■ DIRECTIONS FOR THIS TASK ■
Identify each line below containing the string "Sneakers" and copy it.

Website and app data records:
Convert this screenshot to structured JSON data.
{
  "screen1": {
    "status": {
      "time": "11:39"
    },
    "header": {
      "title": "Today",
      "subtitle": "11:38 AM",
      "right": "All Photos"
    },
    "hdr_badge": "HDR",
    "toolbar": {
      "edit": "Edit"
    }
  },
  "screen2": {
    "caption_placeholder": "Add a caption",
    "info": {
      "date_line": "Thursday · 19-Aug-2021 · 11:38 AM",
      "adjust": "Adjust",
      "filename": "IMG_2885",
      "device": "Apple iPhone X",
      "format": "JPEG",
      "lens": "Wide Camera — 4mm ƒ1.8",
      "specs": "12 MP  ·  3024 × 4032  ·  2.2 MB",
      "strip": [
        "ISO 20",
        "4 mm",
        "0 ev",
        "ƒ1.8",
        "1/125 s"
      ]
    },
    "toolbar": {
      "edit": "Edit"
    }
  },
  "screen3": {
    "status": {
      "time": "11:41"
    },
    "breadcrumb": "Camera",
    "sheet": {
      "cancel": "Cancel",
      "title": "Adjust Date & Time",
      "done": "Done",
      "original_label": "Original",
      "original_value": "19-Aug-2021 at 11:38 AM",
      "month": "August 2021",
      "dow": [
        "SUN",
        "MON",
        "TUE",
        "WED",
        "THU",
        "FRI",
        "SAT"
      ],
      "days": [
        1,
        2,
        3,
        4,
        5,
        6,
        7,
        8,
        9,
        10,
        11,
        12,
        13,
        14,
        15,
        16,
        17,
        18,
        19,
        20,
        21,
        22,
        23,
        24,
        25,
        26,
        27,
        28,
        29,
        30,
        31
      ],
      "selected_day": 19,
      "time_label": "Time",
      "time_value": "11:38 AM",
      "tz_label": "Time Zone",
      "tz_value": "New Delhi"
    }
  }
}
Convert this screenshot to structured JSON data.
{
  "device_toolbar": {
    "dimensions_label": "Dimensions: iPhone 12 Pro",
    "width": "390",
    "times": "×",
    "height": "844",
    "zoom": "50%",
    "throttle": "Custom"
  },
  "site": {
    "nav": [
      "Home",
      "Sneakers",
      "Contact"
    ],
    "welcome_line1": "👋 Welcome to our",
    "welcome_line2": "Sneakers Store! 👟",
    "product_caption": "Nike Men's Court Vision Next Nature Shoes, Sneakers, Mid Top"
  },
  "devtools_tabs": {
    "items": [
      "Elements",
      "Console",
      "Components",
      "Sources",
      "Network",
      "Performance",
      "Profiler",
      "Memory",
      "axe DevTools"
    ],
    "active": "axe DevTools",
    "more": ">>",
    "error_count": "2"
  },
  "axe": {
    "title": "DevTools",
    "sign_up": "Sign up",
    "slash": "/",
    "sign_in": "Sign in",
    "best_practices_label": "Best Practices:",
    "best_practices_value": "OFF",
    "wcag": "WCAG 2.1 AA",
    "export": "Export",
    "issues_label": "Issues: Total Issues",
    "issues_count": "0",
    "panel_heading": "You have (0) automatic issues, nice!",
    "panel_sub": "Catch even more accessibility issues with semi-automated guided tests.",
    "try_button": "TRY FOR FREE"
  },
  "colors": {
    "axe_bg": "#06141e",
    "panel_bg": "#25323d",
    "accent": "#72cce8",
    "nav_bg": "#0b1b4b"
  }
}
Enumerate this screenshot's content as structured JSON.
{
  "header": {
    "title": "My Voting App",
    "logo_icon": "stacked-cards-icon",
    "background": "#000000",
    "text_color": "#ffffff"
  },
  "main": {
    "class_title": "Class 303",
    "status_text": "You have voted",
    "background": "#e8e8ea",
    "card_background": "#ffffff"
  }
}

■ OUTPUT FOR THIS EXERCISE ■
      "Sneakers",
    "welcome_line2": "Sneakers Store! 👟",
    "product_caption": "Nike Men's Court Vision Next Nature Shoes, Sneakers, Mid Top"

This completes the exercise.